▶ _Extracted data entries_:
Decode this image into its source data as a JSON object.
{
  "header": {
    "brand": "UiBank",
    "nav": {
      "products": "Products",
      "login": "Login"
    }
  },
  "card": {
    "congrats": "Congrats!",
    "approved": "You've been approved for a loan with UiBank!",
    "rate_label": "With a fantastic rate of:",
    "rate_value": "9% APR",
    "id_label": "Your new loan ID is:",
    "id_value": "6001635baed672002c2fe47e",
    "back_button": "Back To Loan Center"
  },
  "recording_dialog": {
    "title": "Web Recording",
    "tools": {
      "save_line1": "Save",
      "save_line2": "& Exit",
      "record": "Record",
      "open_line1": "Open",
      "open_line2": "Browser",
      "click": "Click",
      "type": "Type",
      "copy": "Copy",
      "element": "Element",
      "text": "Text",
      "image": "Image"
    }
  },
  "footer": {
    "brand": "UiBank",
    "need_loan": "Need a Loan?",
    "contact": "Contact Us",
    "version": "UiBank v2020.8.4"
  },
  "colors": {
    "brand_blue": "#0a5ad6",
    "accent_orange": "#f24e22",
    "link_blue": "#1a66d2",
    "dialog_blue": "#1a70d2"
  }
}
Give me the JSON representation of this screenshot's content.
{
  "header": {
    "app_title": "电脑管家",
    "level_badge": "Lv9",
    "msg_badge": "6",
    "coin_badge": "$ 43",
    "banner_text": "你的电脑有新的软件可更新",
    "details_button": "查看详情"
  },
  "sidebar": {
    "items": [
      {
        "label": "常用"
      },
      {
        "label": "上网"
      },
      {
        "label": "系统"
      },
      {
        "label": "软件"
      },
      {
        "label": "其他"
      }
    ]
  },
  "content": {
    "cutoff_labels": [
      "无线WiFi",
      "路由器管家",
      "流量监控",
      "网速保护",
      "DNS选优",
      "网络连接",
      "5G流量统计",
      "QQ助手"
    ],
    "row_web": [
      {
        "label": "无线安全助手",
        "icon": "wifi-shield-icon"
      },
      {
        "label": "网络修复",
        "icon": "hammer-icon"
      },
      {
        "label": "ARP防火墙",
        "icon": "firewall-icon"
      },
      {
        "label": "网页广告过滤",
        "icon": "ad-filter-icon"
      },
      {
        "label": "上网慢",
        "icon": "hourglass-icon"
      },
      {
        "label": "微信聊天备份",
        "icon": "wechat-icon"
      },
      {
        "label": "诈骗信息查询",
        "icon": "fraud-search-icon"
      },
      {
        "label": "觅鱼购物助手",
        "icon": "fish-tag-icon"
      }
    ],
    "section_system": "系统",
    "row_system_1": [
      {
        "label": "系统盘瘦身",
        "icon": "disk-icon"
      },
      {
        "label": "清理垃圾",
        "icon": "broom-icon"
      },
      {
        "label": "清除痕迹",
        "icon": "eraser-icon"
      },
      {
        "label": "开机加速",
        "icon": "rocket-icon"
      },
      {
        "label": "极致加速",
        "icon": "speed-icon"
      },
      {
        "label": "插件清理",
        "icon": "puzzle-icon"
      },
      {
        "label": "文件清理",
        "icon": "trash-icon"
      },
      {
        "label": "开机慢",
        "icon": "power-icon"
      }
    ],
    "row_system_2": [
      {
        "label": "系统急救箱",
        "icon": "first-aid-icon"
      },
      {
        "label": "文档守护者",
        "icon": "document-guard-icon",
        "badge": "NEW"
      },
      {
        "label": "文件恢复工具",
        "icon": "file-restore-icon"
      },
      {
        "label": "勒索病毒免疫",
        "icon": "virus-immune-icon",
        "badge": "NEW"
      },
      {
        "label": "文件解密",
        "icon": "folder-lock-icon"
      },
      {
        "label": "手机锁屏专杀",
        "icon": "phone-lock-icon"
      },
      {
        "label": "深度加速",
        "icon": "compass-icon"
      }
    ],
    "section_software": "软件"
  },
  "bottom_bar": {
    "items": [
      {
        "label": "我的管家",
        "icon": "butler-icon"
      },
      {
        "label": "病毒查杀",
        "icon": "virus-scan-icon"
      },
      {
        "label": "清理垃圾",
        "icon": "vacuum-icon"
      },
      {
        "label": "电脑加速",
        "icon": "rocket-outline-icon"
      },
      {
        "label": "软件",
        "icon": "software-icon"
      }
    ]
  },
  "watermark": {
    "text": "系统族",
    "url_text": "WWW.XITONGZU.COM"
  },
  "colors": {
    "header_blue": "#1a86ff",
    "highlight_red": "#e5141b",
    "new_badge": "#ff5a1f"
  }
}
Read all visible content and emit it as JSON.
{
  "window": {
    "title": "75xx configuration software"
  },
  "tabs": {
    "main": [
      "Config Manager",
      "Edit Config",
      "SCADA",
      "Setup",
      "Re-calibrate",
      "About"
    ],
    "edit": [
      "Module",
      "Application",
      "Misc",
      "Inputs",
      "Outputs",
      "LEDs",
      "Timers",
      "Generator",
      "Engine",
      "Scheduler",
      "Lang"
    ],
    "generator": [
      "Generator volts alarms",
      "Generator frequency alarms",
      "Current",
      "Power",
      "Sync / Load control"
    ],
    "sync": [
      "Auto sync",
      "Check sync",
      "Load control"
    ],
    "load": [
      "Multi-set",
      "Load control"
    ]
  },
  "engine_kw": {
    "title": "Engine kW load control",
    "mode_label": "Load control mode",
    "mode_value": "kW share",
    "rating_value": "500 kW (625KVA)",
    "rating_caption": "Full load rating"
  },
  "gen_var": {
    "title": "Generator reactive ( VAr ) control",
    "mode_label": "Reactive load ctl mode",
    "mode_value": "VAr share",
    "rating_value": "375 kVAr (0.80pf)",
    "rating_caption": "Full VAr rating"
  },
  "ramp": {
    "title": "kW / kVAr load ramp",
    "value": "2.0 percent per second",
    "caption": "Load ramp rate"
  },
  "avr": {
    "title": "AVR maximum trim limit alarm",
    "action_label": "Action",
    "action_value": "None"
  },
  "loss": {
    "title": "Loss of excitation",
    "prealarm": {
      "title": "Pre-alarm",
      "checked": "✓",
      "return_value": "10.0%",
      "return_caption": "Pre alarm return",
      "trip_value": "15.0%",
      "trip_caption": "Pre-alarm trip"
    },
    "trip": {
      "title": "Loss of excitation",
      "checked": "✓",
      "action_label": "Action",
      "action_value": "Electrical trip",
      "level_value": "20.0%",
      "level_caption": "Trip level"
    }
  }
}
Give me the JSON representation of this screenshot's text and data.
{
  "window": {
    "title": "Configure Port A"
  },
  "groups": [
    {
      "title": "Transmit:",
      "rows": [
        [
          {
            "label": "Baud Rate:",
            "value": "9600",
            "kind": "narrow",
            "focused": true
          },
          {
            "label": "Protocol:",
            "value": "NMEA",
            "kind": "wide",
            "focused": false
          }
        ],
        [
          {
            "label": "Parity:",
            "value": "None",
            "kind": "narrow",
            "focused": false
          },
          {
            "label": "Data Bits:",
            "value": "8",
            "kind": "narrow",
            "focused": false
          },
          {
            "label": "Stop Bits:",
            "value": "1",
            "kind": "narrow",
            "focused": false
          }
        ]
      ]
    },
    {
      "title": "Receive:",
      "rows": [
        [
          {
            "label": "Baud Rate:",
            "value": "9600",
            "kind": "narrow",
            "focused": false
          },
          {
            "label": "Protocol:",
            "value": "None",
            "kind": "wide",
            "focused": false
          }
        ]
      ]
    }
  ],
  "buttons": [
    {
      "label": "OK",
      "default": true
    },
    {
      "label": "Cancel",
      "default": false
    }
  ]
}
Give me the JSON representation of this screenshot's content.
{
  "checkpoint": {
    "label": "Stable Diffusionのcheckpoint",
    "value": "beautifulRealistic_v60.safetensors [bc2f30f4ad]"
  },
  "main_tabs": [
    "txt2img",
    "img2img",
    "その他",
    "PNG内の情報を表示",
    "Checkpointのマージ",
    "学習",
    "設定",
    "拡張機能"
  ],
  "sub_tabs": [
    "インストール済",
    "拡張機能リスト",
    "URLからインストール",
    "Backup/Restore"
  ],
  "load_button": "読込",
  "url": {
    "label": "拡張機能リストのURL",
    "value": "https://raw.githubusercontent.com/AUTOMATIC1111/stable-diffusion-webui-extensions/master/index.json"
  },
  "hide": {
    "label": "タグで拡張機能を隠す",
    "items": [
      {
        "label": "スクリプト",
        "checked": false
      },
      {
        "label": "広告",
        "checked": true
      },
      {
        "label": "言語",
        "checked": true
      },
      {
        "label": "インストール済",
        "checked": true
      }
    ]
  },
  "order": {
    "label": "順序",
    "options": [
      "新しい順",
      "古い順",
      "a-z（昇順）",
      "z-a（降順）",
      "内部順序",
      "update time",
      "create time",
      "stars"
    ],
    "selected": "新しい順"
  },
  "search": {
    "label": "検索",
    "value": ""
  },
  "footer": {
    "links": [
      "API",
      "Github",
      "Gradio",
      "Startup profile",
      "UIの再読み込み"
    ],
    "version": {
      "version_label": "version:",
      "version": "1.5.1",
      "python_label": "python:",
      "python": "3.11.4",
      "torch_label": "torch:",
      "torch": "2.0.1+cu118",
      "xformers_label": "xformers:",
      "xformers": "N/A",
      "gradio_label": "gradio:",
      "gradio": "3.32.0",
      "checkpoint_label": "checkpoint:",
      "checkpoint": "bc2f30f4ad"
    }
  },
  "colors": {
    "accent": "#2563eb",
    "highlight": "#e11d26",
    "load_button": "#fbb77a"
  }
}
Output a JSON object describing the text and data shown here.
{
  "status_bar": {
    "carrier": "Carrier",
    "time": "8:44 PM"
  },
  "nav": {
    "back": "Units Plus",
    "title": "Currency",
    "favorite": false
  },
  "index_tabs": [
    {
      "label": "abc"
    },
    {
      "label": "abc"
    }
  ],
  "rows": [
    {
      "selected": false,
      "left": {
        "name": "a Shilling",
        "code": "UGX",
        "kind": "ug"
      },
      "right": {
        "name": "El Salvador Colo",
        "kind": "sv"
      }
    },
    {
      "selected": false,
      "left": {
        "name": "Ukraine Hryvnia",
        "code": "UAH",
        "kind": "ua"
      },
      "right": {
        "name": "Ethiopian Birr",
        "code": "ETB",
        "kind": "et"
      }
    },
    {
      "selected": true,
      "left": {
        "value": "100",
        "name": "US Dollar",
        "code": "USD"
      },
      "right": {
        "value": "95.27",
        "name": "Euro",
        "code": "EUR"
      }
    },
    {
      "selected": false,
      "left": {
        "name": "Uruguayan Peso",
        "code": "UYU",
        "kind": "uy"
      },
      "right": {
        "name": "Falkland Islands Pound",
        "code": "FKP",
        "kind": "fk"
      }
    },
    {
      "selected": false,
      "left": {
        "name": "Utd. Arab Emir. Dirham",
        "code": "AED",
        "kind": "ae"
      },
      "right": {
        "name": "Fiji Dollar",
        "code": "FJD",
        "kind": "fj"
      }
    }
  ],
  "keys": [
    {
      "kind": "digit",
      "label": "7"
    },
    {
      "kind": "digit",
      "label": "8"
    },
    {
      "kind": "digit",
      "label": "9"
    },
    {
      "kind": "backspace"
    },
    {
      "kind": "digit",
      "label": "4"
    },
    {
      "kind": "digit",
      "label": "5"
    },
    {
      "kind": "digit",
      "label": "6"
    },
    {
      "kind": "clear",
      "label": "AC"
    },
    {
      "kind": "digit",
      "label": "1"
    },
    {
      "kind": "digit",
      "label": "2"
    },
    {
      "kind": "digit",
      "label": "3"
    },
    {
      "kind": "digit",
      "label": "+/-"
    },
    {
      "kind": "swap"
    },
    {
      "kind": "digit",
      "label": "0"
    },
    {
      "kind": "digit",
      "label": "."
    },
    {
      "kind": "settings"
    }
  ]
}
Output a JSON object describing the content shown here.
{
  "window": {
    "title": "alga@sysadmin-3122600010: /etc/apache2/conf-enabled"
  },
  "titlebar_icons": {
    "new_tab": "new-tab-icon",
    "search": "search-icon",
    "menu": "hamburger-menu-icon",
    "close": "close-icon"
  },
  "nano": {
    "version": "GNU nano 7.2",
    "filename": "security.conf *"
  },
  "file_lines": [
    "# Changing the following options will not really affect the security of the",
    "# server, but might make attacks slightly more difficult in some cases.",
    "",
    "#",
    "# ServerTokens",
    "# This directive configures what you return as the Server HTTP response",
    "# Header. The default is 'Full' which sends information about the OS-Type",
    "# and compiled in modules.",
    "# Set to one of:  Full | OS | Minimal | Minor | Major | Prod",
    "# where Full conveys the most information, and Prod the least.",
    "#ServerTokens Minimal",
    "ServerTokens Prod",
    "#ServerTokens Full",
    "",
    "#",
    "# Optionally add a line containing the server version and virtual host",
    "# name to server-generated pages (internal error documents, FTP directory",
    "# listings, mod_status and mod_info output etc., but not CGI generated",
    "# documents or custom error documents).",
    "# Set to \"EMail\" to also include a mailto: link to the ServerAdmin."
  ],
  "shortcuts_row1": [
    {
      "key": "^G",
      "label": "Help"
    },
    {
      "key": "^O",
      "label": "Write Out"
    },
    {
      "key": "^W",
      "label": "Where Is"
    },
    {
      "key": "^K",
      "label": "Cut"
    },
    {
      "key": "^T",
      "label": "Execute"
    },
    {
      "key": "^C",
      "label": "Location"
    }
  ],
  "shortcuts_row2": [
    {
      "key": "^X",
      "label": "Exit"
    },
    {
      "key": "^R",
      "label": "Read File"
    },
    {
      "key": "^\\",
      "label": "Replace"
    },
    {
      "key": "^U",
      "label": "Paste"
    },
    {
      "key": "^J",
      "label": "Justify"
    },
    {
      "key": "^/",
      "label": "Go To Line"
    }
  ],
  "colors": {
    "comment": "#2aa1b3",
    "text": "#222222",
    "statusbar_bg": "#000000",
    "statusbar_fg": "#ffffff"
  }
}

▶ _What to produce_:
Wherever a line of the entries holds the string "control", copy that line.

▶ _Solution_:
      "Sync / Load control"
      "Load control"
      "Load control"
    "title": "Engine kW load control",
    "mode_label": "Load control mode",
    "title": "Generator reactive ( VAr ) control",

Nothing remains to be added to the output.